Well, as I said before, aiming to look and sound great is an unbeatable combination. When I say looking great however I mean looking great for the part! Remember what I said about telling the story? Good looks get you the role of the good looking guy,a portly person will be cast for a portly character. We are moving into a world where the audience enjoys the greater sense of reality experienced from certain casting choices but having said that I think they still want to be able to clearly distinguish between television and theatre. So, this encourages skilled acting choices and a balanced approach all round.
|Rodney Earl Clarke|
SOME SINGERS LIKE FERRUCCIO FURLANETTO ARE REFUSING TO WORK WITH DIRECTORS WHO HAVE GOTTEN PARTICULARY OUTRAGEOUS IN THEIR CONCEPTUALIZATIONS. ARE THERE PRODUCTIONS OR DIRECTOR REQUESTS THAT WOULD TURN YOU OFF?
Firstly, I’m not in that enviable position to decline work but moreover can’t wait to collaborate with other artists on telling another story. There it is, that word again ‘story’. As long as it is being told I don’t really have a problem, in fact I relish the bizarre, the controversial and the physically challenging production. I enjoy putting my body in odd positions whilst singing and to that extent have had a pretty good time with directors. I just have to remind myself to stay inwardly strong and keep my integrity.
HOW DO WE MAKE OPERA MORE RELEVANT TO TODAY’S AUDIENCES WHILE STILL RESPECTING THE ART?
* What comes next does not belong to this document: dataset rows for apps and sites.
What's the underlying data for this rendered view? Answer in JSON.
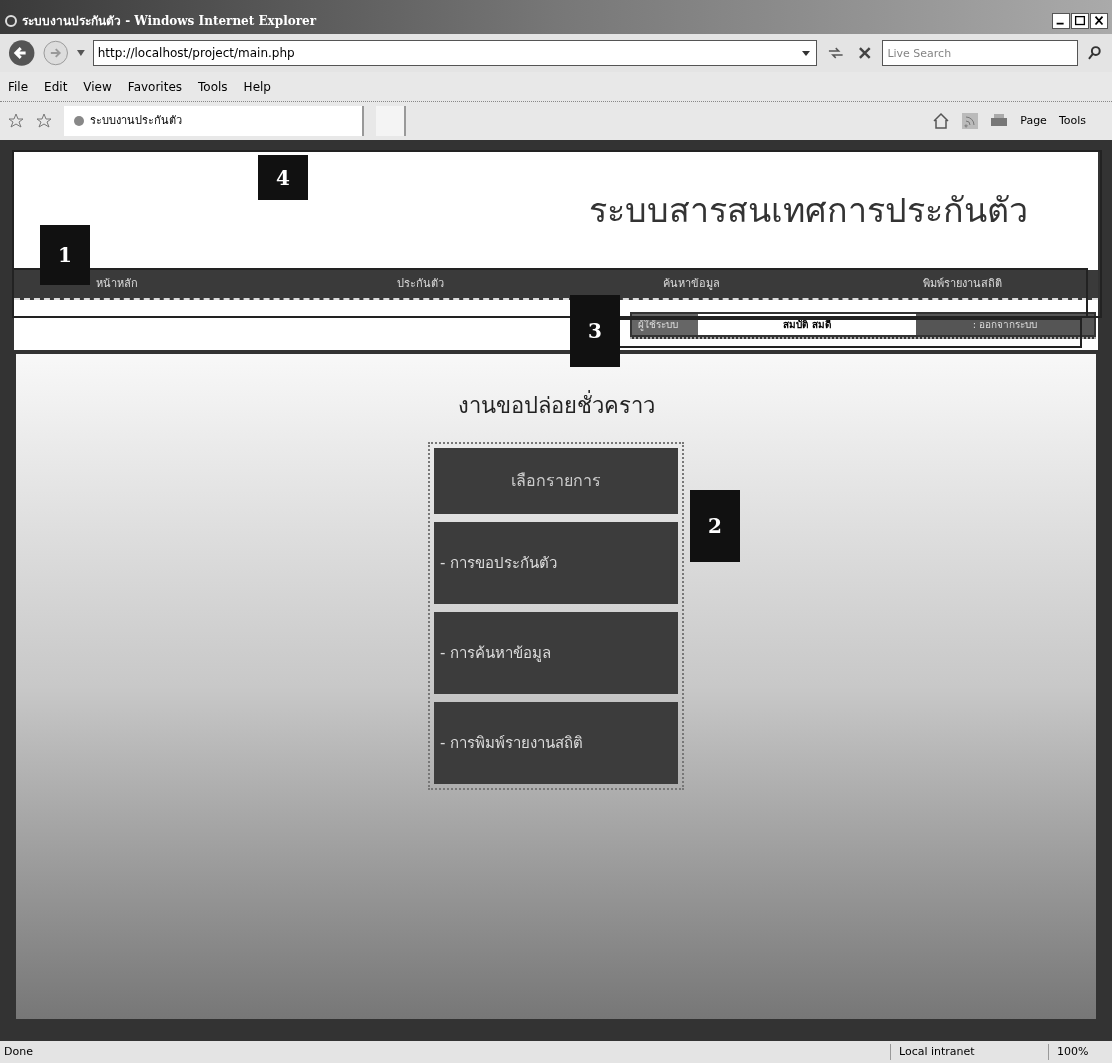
{
  "window": {
    "title": "ระบบงานประกันตัว - Windows Internet Explorer"
  },
  "address_bar": {
    "url": "http://localhost/project/main.php"
  },
  "search": {
    "placeholder": "Live Search"
  },
  "menu_bar": [
    "File",
    "Edit",
    "View",
    "Favorites",
    "Tools",
    "Help"
  ],
  "tab": {
    "title": "ระบบงานประกันตัว"
  },
  "command_bar": [
    "Page",
    "Tools"
  ],
  "page": {
    "header_title": "ระบบสารสนเทศการประกันตัว",
    "nav": [
      "หน้าหลัก",
      "ประกันตัว",
      "ค้นหาข้อมูล",
      "พิมพ์รายงานสถิติ"
    ],
    "user_bar": {
      "label": "ผู้ใช้ระบบ",
      "name": "สมบัติ สมดี",
      "logout": ": ออกจากระบบ"
    },
    "main": {
      "title": "งานขอปล่อยชั่วคราว",
      "menu_header": "เลือกรายการ",
      "items": [
        "- การขอประกันตัว",
        "- การค้นหาข้อมูล",
        "- การพิมพ์รายงานสถิติ"
      ]
    }
  },
  "annotations": [
    "4",
    "1",
    "3",
    "2"
  ],
  "status_bar": {
    "text": "Done",
    "zone": "Local intranet",
    "zoom": "100%"
  }
}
We don’t dumb down. Give them the real thing and nothing less. However, giving them the real thing doesn’t mean presenting the old, fuddy-duddy age old production all the time. You can still don a curly Mozartian wig in a vibrant and sexy way but just do one thing and they’ll be happy – tell the story. We should have courage to present the stories truthfully allowing them to resonate in audiences as they enjoy the fantasy of going back in time or the head on, eye watering truth in operas depicting current affairs.
DID YOU INITIALLY SING AS ANOTHER VOICE TYPE BEFORE BECOMING A BARITONE? HOW DID YOU DISCOVER THAT YOU’RE REALLY A BARITONE?
I was a treble until the age of fifteen and then it all dropped and settled in the same summer holiday period. Since then, nothing has changed. I have made one outing as a counter-tenor but don’t get too excited, that was once and not to be repeated. My head of Music at my secondary school realised I had a voice worth training and he put me in touch with the Head of Vocal Studies at the Royal Academy of Music, London one Professor Mark Wildman. I took my father along with me to have a consultation session and after singing one baritone aria, Professor Wildman closed the piano lid and said “There would be something terribly wrong with this world if this boy doesn’t have a career”. And so that was it for me in terms of singing.
Rodney Earl Clarke sings Gabey's Song from Lonely Town:
WHAT DO YOU LISTEN TO WHEN YOU’RE NOT LISTENING TO OPERA?
After the pleasurable silence, I love to listen to people talking. I’m a great one for sipping a cappuccino in a café and just people watching. I take many mental notes of style, behaviour and emotions displayed and store them up for later use. When I work out however, Stevie Wonder gets a good hearing!
ANYTHING ELSE THAT YOU THINK OUR READERS SHOULD KNOW ABOUT YOU?
Well, I mentioned earlier my elephant memory. I actually have a photographic memory which helps me learn music as well as shock people when I remember what they wore weeks ago. I recently performed a Philip Glass opera called Sound of A Voice and the edition I had was printed on separate pages with music on one side and blank on the other. I was having trouble memorising the music until I rearranged the pages so that they were like a normal book and I could differentiate the contours of each page easily and thus commit them to memory.
I enjoyed this. Ol Man River was special.ReplyDelete